What if, instead of scholarship that upholds “an economy which fails to respect ecological and ethical limits—limits to inequality, to injustice, to greed and to economic concentration” (Shiva 2013, 3), we studied our economic system as embedded within the social system and acknowledged that that social system is in turn embedded in the environment? This is the proposition that ecological economics – not to be confused with environmental economics! – makes. In this class, we will focus on theoretical approaches, key concepts, discourses, and more-than-academic forms of knowledge that underpin ecological economics. These considerations form the basis for collaborative applications of ecological economics thinking to some of the most pressing issues of our time, allowing us to explore extractivism and unequal trade, climate coloniality, environmental justice and anti-capitalist movements, transitions and transformations.
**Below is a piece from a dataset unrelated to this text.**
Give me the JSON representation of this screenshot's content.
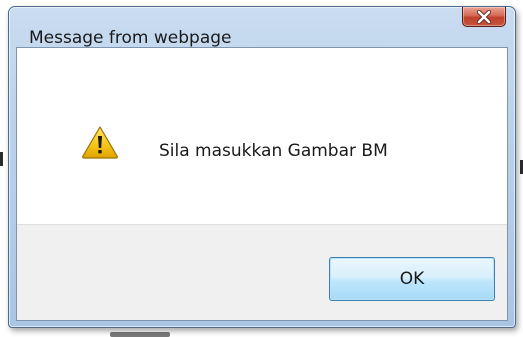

We will examine what insights we can gain by applying an ecological economics perspective to currently prominent policy initiatives such as circular and bio-economy strategies, resource efficiency targets, and renewable energy transitions We make use of perspectives from diverse fields, often at the intersection of academia and activism, including degrowth research, eco-feminism, political ecology and economy, postcolonial studies, and social ecology. Students will be exposed to cutting-edge research and will have the opportunity to contribute their own ecological economics research interests to the class.
At the end of the course, students will be able to
- identify and describe key terms and concepts of ecological economics,
- discuss the diversity of ecological economics research,
- critically reflect and discuss the challenges of engaged research, especially at they pertain to ecological economics.
- Active participation in class: 10%
- Reading assignments and short written summaries: 40%
- Final assignment: 50%